■ **Work instructions**
Word for word, restate the records that come after this.

■ **Dataset records**
-----

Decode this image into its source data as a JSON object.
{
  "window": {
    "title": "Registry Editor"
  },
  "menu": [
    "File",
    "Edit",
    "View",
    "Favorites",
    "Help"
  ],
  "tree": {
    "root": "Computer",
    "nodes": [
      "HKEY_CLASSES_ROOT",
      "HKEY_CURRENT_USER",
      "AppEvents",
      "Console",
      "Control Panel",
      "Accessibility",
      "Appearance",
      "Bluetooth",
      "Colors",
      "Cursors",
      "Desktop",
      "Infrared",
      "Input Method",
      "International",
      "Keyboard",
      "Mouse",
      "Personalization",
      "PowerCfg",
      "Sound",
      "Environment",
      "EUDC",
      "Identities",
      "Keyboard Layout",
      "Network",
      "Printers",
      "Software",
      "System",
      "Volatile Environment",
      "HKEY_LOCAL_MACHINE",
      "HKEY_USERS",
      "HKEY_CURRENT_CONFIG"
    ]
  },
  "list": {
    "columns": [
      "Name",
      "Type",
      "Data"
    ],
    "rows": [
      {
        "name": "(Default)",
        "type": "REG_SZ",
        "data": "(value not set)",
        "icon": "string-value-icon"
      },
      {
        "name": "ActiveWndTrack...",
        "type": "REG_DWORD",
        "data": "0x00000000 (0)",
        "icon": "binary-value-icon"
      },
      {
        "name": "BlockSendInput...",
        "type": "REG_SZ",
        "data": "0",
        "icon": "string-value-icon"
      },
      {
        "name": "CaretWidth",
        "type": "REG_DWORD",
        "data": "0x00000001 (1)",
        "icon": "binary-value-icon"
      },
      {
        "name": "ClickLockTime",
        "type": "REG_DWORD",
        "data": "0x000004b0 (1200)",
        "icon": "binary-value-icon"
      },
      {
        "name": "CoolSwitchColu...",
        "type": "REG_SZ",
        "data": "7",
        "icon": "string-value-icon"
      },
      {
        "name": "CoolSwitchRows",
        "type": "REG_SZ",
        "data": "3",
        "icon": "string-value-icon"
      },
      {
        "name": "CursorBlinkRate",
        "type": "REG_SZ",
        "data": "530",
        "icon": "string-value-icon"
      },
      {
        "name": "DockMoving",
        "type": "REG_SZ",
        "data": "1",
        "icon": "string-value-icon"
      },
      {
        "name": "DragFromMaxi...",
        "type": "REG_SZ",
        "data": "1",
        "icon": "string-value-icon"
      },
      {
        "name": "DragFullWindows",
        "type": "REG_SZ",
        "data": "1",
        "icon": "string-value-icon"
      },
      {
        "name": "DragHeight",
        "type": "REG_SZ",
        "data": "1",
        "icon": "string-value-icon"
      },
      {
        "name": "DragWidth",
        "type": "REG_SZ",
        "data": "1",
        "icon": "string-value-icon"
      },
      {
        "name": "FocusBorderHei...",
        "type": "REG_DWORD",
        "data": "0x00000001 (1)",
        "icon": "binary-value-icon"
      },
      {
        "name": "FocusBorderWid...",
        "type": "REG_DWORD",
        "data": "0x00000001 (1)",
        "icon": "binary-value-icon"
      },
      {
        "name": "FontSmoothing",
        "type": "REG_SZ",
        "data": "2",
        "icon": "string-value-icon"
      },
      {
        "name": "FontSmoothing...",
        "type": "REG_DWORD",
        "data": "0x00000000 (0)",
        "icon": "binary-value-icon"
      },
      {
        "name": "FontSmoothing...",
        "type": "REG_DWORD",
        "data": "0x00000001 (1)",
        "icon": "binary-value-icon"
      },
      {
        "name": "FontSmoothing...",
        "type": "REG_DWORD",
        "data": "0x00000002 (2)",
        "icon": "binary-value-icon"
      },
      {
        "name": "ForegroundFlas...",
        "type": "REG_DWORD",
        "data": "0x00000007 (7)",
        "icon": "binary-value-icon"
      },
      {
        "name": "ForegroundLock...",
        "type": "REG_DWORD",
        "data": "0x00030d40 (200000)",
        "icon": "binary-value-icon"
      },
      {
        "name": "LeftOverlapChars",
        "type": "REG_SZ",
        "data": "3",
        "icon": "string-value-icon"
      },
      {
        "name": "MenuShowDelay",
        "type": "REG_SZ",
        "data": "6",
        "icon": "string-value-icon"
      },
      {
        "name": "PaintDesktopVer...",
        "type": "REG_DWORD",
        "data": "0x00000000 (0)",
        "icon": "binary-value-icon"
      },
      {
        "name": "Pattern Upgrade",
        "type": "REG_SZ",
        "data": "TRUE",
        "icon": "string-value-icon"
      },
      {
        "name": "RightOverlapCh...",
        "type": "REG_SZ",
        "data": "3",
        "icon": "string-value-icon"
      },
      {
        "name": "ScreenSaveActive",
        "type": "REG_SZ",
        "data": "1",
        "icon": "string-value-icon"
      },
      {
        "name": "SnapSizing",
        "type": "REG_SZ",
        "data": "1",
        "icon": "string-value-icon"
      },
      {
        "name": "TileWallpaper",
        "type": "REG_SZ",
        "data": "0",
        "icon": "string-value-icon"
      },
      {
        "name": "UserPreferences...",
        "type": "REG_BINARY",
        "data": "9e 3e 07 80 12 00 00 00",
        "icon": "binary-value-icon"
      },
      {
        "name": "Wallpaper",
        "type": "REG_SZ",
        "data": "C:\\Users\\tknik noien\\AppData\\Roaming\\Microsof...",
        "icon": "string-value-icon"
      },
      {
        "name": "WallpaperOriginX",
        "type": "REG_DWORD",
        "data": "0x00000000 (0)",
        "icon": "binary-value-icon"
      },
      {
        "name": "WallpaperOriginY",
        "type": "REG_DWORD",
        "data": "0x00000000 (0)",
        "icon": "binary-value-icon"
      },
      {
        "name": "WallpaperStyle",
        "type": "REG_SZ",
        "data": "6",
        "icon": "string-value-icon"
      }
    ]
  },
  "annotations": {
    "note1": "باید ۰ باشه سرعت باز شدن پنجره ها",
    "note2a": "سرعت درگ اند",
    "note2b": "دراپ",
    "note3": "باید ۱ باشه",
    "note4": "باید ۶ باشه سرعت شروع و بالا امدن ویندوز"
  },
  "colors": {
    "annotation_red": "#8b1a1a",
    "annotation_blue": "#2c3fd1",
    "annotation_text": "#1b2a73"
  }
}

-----

■ **Solution to the problem**
Decode this image into its source data as a JSON object.
{
  "window": {
    "title": "Registry Editor"
  },
  "menu": [
    "File",
    "Edit",
    "View",
    "Favorites",
    "Help"
  ],
  "tree": {
    "root": "Computer",
    "nodes": [
      "HKEY_CLASSES_ROOT",
      "HKEY_CURRENT_USER",
      "AppEvents",
      "Console",
      "Control Panel",
      "Accessibility",
      "Appearance",
      "Bluetooth",
      "Colors",
      "Cursors",
      "Desktop",
      "Infrared",
      "Input Method",
      "International",
      "Keyboard",
      "Mouse",
      "Personalization",
      "PowerCfg",
      "Sound",
      "Environment",
      "EUDC",
      "Identities",
      "Keyboard Layout",
      "Network",
      "Printers",
      "Software",
      "System",
      "Volatile Environment",
      "HKEY_LOCAL_MACHINE",
      "HKEY_USERS",
      "HKEY_CURRENT_CONFIG"
    ]
  },
  "list": {
    "columns": [
      "Name",
      "Type",
      "Data"
    ],
    "rows": [
      {
        "name": "(Default)",
        "type": "REG_SZ",
        "data": "(value not set)",
        "icon": "string-value-icon"
      },
      {
        "name": "ActiveWndTrack...",
        "type": "REG_DWORD",
        "data": "0x00000000 (0)",
        "icon": "binary-value-icon"
      },
      {
        "name": "BlockSendInput...",
        "type": "REG_SZ",
        "data": "0",
        "icon": "string-value-icon"
      },
      {
        "name": "CaretWidth",
        "type": "REG_DWORD",
        "data": "0x00000001 (1)",
        "icon": "binary-value-icon"
      },
      {
        "name": "ClickLockTime",
        "type": "REG_DWORD",
        "data": "0x000004b0 (1200)",
        "icon": "binary-value-icon"
      },
      {
        "name": "CoolSwitchColu...",
        "type": "REG_SZ",
        "data": "7",
        "icon": "string-value-icon"
      },
      {
        "name": "CoolSwitchRows",
        "type": "REG_SZ",
        "data": "3",
        "icon": "string-value-icon"
      },
      {
        "name": "CursorBlinkRate",
        "type": "REG_SZ",
        "data": "530",
        "icon": "string-value-icon"
      },
      {
        "name": "DockMoving",
        "type": "REG_SZ",
        "data": "1",
        "icon": "string-value-icon"
      },
      {
        "name": "DragFromMaxi...",
        "type": "REG_SZ",
        "data": "1",
        "icon": "string-value-icon"
      },
      {
        "name": "DragFullWindows",
        "type": "REG_SZ",
        "data": "1",
        "icon": "string-value-icon"
      },
      {
        "name": "DragHeight",
        "type": "REG_SZ",
        "data": "1",
        "icon": "string-value-icon"
      },
      {
        "name": "DragWidth",
        "type": "REG_SZ",
        "data": "1",
        "icon": "string-value-icon"
      },
      {
        "name": "FocusBorderHei...",
        "type": "REG_DWORD",
        "data": "0x00000001 (1)",
        "icon": "binary-value-icon"
      },
      {
        "name": "FocusBorderWid...",
        "type": "REG_DWORD",
        "data": "0x00000001 (1)",
        "icon": "binary-value-icon"
      },
      {
        "name": "FontSmoothing",
        "type": "REG_SZ",
        "data": "2",
        "icon": "string-value-icon"
      },
      {
        "name": "FontSmoothing...",
        "type": "REG_DWORD",
        "data": "0x00000000 (0)",
        "icon": "binary-value-icon"
      },
      {
        "name": "FontSmoothing...",
        "type": "REG_DWORD",
        "data": "0x00000001 (1)",
        "icon": "binary-value-icon"
      },
      {
        "name": "FontSmoothing...",
        "type": "REG_DWORD",
        "data": "0x00000002 (2)",
        "icon": "binary-value-icon"
      },
      {
        "name": "ForegroundFlas...",
        "type": "REG_DWORD",
        "data": "0x00000007 (7)",
        "icon": "binary-value-icon"
      },
      {
        "name": "ForegroundLock...",
        "type": "REG_DWORD",
        "data": "0x00030d40 (200000)",
        "icon": "binary-value-icon"
      },
      {
        "name": "LeftOverlapChars",
        "type": "REG_SZ",
        "data": "3",
        "icon": "string-value-icon"
      },
      {
        "name": "MenuShowDelay",
        "type": "REG_SZ",
        "data": "6",
        "icon": "string-value-icon"
      },
      {
        "name": "PaintDesktopVer...",
        "type": "REG_DWORD",
        "data": "0x00000000 (0)",
        "icon": "binary-value-icon"
      },
      {
        "name": "Pattern Upgrade",
        "type": "REG_SZ",
        "data": "TRUE",
        "icon": "string-value-icon"
      },
      {
        "name": "RightOverlapCh...",
        "type": "REG_SZ",
        "data": "3",
        "icon": "string-value-icon"
      },
      {
        "name": "ScreenSaveActive",
        "type": "REG_SZ",
        "data": "1",
        "icon": "string-value-icon"
      },
      {
        "name": "SnapSizing",
        "type": "REG_SZ",
        "data": "1",
        "icon": "string-value-icon"
      },
      {
        "name": "TileWallpaper",
        "type": "REG_SZ",
        "data": "0",
        "icon": "string-value-icon"
      },
      {
        "name": "UserPreferences...",
        "type": "REG_BINARY",
        "data": "9e 3e 07 80 12 00 00 00",
        "icon": "binary-value-icon"
      },
      {
        "name": "Wallpaper",
        "type": "REG_SZ",
        "data": "C:\\Users\\tknik noien\\AppData\\Roaming\\Microsof...",
        "icon": "string-value-icon"
      },
      {
        "name": "WallpaperOriginX",
        "type": "REG_DWORD",
        "data": "0x00000000 (0)",
        "icon": "binary-value-icon"
      },
      {
        "name": "WallpaperOriginY",
        "type": "REG_DWORD",
        "data": "0x00000000 (0)",
        "icon": "binary-value-icon"
      },
      {
        "name": "WallpaperStyle",
        "type": "REG_SZ",
        "data": "6",
        "icon": "string-value-icon"
      }
    ]
  },
  "annotations": {
    "note1": "باید ۰ باشه سرعت باز شدن پنجره ها",
    "note2a": "سرعت درگ اند",
    "note2b": "دراپ",
    "note3": "باید ۱ باشه",
    "note4": "باید ۶ باشه سرعت شروع و بالا امدن ویندوز"
  },
  "colors": {
    "annotation_red": "#8b1a1a",
    "annotation_blue": "#2c3fd1",
    "annotation_text": "#1b2a73"
  }
}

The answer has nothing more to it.